**What is expected:** Lines with "title": state how many there are in the records below, and nothing else.

(Exercise inputs)

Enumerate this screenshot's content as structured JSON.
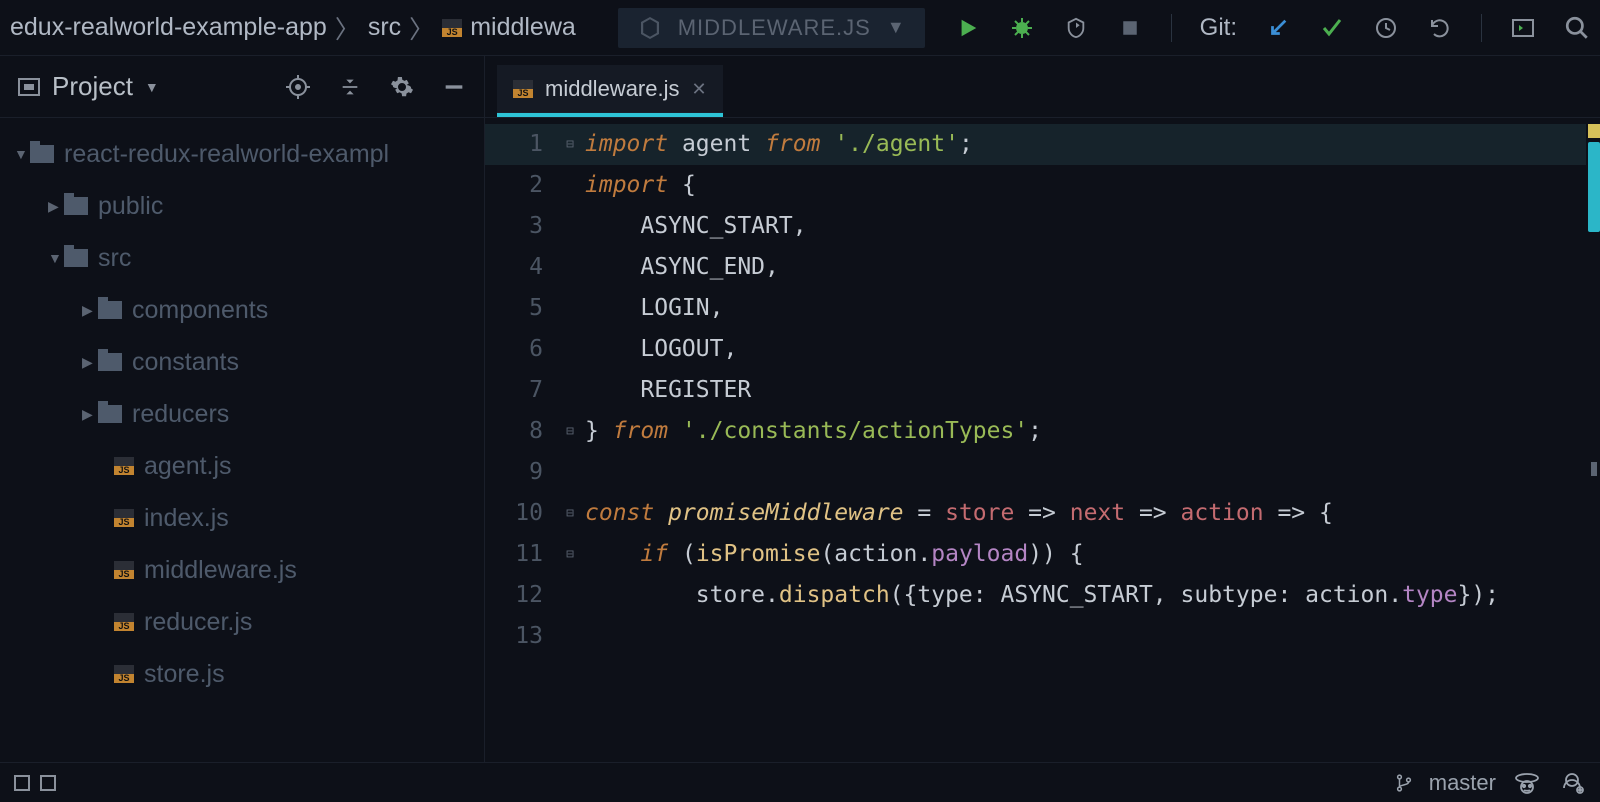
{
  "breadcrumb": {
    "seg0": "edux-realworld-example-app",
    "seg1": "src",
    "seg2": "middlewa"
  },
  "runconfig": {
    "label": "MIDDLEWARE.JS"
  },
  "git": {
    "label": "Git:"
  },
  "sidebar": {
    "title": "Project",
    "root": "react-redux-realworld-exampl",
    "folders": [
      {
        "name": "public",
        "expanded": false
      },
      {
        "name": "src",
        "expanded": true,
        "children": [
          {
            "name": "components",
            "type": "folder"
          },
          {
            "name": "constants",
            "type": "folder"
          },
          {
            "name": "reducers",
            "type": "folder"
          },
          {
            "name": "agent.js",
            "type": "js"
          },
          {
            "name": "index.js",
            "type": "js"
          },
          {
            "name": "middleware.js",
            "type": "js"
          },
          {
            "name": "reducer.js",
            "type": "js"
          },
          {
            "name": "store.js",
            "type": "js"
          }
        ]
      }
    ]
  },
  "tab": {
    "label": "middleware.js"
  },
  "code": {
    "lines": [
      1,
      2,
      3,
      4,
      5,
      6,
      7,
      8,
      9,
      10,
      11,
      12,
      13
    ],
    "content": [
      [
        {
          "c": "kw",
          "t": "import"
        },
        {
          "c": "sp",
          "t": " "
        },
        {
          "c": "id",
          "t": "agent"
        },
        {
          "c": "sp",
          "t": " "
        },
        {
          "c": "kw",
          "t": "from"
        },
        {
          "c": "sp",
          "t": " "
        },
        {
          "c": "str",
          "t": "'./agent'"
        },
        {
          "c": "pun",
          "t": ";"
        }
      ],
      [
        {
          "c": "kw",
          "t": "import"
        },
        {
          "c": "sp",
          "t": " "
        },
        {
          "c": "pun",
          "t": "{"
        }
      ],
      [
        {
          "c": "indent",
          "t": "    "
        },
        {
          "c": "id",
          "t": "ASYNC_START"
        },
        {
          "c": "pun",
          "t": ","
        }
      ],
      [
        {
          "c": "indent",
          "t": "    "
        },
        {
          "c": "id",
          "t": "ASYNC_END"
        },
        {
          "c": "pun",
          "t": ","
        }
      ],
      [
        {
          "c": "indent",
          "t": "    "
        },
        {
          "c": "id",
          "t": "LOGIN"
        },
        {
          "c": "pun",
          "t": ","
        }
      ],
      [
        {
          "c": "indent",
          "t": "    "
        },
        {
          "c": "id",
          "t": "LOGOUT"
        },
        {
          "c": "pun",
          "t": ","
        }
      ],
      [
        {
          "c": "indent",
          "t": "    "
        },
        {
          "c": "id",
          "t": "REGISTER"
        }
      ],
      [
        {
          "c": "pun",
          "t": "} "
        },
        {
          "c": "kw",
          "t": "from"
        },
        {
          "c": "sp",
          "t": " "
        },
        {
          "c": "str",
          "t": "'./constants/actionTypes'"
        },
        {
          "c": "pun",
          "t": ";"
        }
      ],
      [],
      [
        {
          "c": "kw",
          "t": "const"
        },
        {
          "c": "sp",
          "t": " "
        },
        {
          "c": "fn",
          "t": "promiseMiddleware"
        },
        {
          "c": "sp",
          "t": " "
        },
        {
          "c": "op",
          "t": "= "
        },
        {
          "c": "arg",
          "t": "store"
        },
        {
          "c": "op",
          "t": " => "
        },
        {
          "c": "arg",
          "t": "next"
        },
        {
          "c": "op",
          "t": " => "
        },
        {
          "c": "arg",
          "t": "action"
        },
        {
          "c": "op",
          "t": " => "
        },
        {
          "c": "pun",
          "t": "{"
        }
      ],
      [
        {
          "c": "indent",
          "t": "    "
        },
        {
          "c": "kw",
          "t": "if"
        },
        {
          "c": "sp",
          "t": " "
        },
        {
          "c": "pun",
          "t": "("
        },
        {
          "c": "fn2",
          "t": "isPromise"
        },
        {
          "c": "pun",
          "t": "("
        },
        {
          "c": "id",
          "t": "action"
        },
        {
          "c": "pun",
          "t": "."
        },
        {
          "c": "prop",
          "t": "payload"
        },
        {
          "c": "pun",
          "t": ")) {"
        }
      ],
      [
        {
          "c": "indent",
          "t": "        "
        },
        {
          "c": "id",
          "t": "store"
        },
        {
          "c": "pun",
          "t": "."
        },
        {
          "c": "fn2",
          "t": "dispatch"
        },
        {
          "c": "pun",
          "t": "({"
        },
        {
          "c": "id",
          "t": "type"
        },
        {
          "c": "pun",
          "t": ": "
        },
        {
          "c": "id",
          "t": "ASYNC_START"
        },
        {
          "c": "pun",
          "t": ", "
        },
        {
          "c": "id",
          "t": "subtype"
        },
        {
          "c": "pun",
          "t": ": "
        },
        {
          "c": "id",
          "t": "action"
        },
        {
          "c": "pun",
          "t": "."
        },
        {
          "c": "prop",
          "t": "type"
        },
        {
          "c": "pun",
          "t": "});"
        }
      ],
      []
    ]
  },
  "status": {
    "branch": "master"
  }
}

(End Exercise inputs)
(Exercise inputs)

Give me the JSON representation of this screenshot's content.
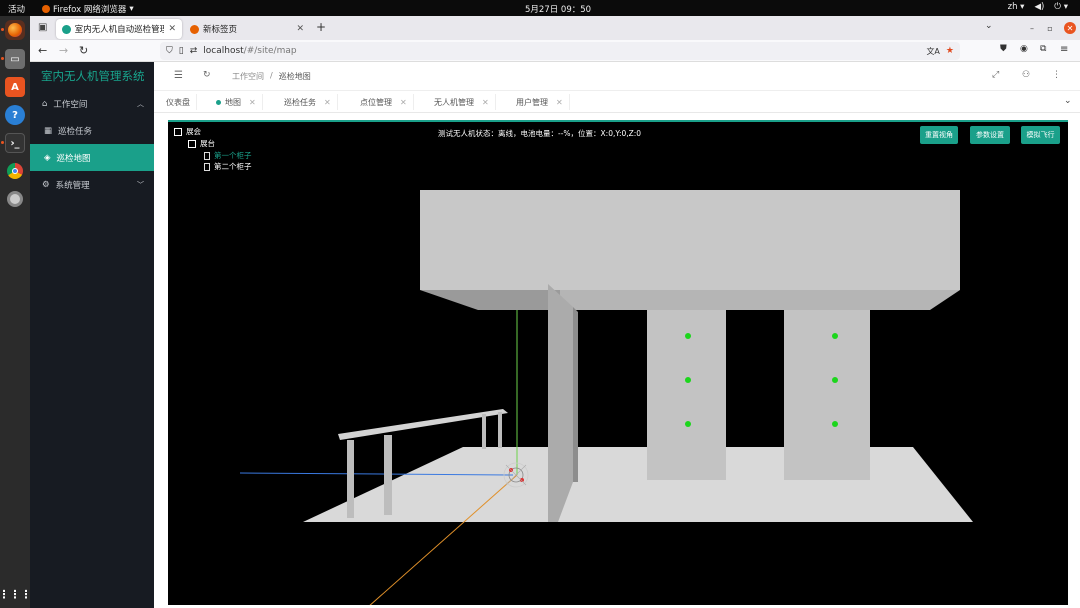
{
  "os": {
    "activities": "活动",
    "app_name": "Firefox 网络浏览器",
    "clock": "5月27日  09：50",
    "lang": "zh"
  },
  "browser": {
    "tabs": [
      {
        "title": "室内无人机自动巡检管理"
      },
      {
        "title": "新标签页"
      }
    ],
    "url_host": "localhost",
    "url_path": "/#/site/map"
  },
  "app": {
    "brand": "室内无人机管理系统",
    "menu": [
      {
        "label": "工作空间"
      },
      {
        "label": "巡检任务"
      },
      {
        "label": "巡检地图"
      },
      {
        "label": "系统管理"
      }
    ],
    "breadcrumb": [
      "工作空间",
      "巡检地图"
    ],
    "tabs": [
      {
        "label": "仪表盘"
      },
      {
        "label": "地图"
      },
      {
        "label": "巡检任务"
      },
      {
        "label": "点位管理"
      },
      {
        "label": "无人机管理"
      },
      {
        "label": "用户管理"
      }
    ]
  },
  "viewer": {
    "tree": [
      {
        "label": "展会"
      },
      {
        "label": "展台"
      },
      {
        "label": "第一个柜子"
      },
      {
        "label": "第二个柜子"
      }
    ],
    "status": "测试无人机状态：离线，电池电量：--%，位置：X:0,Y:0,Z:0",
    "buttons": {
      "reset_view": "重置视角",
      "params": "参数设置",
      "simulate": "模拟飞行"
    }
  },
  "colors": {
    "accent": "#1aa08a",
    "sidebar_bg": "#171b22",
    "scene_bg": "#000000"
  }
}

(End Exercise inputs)

**Solution to this exercise:** 3